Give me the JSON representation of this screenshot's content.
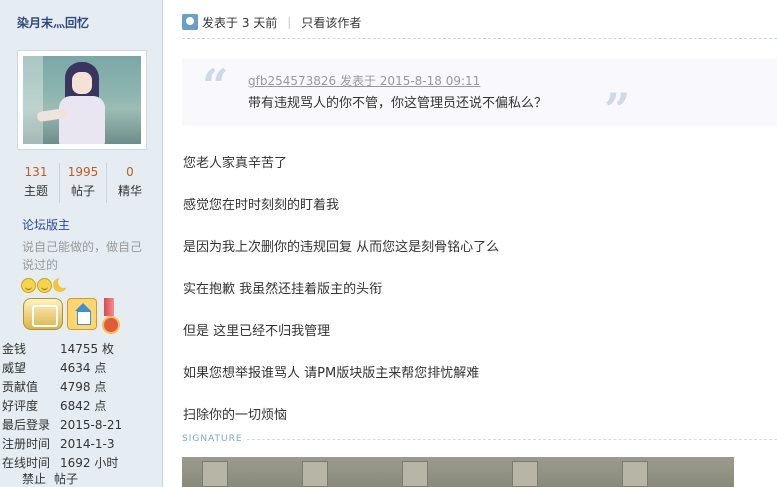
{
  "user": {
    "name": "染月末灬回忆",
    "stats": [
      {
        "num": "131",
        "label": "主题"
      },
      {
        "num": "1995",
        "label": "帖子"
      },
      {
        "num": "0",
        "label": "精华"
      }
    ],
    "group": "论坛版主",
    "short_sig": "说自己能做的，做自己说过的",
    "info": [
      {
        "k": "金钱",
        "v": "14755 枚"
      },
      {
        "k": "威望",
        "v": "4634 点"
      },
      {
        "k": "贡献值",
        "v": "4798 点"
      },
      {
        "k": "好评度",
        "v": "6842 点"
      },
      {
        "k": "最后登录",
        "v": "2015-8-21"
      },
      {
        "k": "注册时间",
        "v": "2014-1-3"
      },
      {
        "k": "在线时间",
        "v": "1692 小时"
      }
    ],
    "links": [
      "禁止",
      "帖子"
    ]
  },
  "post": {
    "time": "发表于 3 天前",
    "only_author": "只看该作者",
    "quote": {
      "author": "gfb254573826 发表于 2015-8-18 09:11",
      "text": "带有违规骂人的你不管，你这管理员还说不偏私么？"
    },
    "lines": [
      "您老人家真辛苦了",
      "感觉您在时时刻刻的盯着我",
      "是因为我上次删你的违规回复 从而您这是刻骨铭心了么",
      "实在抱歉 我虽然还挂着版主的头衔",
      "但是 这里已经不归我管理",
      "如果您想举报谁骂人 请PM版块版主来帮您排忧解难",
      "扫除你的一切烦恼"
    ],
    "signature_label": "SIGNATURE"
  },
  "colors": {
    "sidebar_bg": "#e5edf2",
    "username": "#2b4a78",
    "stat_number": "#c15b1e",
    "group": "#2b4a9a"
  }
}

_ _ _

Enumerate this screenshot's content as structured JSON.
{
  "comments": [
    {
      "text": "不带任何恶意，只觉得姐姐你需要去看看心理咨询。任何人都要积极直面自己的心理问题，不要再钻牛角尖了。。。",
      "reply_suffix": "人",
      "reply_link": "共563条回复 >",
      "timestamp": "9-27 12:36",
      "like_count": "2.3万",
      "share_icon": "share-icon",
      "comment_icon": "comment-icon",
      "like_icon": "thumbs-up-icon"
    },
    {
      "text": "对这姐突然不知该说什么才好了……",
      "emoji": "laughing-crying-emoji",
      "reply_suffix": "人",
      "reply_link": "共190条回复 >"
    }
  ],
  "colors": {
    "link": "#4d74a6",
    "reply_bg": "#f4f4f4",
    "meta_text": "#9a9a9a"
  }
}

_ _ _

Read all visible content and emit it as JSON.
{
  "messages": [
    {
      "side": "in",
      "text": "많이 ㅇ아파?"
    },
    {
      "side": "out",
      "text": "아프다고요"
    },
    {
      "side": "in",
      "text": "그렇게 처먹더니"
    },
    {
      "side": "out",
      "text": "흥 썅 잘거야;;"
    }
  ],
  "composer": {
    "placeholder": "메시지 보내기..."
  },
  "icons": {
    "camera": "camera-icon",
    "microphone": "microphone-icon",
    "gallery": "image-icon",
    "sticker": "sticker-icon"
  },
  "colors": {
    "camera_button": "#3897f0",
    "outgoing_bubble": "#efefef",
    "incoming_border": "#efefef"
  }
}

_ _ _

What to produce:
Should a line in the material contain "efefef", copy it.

Answer section:
    "outgoing_bubble": "#efefef",
    "incoming_border": "#efefef"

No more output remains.